• [TRY IT]:
The answer should consist of each line below that contains the word "della".
========================
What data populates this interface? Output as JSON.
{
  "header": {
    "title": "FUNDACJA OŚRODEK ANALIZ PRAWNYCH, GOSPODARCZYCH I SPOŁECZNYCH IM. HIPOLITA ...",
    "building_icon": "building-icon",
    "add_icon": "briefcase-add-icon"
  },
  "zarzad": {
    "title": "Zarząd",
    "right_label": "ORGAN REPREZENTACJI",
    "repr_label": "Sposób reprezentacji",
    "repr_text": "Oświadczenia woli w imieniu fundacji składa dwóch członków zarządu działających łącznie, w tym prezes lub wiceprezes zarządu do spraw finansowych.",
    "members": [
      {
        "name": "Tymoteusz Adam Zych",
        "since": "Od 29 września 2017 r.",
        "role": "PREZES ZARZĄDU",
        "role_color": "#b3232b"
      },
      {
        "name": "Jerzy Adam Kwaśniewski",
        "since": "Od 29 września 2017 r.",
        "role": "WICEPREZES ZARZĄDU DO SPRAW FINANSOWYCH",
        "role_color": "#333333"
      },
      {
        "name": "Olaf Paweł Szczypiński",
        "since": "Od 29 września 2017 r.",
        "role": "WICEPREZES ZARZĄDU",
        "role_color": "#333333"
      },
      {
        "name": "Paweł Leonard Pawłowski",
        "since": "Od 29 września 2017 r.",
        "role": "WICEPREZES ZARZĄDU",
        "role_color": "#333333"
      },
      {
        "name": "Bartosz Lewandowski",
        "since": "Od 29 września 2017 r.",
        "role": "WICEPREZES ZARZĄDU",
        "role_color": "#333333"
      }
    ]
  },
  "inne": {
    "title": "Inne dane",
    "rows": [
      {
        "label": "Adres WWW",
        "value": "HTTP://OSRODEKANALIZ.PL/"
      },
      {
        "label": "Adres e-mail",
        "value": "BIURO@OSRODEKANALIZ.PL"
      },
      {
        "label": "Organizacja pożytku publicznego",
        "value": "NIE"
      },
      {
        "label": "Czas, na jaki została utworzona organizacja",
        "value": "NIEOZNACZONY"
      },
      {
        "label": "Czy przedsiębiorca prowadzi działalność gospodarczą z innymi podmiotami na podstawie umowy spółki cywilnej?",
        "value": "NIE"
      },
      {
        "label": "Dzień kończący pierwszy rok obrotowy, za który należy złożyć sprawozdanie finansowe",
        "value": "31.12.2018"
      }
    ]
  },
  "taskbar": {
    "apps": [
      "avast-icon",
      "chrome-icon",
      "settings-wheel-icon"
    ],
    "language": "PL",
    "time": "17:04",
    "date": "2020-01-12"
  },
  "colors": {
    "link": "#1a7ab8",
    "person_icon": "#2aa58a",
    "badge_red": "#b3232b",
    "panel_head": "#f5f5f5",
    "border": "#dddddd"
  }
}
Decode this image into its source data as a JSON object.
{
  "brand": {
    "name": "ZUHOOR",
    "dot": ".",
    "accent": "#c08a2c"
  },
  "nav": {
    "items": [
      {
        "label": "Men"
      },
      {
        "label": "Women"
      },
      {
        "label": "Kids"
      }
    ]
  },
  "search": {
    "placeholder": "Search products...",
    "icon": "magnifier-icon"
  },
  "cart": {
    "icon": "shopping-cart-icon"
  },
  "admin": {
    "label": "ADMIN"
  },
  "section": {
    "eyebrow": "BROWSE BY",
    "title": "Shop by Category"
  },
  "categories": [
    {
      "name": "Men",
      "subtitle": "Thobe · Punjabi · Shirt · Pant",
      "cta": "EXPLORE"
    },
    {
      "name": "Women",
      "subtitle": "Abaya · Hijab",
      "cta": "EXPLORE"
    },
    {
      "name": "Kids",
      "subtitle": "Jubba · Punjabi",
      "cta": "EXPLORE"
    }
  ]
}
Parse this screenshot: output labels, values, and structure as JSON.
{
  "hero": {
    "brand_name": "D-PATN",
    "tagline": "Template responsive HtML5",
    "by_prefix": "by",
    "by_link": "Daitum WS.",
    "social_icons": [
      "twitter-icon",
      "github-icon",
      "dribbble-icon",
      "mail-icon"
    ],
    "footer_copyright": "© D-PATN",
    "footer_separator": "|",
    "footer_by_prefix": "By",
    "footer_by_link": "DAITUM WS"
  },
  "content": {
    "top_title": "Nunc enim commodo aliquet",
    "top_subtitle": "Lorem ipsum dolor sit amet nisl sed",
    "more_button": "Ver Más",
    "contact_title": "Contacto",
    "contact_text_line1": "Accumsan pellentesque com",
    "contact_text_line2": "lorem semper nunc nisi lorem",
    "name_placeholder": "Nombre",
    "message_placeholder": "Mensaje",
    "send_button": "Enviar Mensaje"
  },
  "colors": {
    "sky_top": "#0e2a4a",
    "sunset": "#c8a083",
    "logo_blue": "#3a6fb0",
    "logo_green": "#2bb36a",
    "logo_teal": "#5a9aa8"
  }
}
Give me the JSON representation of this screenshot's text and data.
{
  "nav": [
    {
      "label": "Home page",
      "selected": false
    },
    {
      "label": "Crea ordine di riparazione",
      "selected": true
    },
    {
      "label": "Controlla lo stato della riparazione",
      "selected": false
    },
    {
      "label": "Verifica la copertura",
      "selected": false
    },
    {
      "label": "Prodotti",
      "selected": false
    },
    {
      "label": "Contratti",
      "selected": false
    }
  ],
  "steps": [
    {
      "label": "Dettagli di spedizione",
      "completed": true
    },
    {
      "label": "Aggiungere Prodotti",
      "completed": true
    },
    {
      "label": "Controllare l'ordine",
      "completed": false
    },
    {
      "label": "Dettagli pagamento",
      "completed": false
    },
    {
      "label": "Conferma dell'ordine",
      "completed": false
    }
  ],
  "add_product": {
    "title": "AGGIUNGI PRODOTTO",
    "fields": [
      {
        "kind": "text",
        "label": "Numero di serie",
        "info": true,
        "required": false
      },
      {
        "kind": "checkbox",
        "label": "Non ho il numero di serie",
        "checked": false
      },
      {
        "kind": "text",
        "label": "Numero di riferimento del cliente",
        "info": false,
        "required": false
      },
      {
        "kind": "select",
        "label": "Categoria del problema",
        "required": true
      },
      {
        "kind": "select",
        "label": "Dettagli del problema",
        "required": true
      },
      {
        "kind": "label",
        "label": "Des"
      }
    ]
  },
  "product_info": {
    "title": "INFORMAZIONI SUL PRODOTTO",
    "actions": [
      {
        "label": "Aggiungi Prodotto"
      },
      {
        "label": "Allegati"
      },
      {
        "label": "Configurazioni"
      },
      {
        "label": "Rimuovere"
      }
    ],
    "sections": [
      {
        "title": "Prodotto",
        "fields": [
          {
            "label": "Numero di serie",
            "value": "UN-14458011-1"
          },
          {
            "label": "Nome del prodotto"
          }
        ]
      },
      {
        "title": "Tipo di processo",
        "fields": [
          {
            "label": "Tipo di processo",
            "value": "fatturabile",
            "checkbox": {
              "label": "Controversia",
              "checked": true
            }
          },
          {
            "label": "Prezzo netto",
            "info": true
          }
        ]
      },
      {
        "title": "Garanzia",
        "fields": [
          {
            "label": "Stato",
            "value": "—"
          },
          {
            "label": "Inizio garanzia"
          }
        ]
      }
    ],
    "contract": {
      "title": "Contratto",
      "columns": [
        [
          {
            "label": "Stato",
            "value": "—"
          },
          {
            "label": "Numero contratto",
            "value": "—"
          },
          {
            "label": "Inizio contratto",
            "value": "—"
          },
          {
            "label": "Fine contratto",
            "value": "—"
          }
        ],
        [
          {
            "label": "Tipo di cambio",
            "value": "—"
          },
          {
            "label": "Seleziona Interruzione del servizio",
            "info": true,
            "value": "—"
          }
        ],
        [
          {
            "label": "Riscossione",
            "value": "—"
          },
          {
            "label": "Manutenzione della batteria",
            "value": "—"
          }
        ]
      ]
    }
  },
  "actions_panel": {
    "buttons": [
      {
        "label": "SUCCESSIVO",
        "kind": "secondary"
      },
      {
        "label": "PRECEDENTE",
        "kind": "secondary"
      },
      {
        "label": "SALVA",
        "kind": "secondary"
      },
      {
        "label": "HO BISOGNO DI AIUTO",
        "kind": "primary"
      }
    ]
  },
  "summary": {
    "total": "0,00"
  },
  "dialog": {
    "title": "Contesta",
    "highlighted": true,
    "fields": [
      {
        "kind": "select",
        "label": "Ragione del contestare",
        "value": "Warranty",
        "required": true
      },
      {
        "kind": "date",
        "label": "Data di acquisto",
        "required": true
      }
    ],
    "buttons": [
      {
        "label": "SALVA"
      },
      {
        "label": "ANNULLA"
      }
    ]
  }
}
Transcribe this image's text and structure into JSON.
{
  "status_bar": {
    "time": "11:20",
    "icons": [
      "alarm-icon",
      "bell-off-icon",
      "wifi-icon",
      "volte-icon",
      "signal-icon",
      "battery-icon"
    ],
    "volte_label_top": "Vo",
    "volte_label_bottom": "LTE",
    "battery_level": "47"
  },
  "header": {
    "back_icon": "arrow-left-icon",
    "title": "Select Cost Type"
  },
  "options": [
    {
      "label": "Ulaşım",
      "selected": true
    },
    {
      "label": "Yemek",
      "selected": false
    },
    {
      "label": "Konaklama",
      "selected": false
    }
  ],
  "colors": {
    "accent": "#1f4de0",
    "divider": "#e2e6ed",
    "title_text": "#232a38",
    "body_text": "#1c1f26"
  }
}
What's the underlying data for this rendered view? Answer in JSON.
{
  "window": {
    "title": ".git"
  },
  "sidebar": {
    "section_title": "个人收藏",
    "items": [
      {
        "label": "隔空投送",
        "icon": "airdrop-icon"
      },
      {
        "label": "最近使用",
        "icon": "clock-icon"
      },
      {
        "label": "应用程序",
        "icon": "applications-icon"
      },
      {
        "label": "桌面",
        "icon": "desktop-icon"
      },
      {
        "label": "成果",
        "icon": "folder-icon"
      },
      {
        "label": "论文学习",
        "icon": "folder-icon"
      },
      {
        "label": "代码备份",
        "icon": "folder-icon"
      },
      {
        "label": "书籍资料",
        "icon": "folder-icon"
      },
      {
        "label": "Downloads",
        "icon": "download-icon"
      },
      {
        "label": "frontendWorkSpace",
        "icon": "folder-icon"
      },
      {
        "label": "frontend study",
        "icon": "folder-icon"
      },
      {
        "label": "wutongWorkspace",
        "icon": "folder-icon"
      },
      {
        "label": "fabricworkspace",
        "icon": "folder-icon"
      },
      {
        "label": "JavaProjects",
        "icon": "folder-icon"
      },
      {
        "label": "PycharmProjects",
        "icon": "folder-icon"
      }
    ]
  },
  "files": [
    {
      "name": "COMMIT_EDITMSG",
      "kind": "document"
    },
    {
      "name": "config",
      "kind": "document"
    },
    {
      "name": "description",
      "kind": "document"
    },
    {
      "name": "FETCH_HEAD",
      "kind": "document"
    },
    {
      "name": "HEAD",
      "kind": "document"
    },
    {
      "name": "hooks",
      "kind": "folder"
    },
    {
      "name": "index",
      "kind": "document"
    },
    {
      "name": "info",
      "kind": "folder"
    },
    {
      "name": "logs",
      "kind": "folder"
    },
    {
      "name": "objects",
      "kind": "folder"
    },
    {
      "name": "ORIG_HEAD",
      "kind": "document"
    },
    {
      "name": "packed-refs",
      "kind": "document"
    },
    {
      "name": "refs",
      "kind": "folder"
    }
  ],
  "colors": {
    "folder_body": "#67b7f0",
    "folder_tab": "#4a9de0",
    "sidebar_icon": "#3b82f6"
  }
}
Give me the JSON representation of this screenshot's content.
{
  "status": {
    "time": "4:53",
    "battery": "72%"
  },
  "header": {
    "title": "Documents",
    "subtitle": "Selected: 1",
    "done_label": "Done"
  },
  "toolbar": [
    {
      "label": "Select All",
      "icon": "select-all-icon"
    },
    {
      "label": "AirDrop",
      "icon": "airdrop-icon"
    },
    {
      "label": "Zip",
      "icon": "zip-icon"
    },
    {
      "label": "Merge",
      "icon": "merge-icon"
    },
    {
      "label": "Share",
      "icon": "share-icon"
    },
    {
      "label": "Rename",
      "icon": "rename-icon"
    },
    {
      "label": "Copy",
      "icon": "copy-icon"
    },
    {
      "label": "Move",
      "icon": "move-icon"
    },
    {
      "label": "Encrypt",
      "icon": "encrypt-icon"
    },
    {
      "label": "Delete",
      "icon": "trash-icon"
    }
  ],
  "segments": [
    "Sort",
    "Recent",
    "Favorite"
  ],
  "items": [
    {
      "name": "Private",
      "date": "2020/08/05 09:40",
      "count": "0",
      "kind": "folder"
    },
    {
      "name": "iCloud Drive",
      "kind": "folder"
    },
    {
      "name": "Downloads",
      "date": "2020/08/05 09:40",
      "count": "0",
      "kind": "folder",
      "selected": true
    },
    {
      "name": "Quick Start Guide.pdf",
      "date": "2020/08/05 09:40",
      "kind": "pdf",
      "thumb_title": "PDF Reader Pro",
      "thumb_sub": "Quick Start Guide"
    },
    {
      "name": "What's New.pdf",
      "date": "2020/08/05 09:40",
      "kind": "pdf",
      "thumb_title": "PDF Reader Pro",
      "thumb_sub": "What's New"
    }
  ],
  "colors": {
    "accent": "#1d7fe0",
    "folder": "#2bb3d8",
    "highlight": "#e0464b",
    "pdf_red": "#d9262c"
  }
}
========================
• [RESPONSE TO THIS TASK]:
      "label": "Controlla lo stato della riparazione",
            "label": "Manutenzione della batteria",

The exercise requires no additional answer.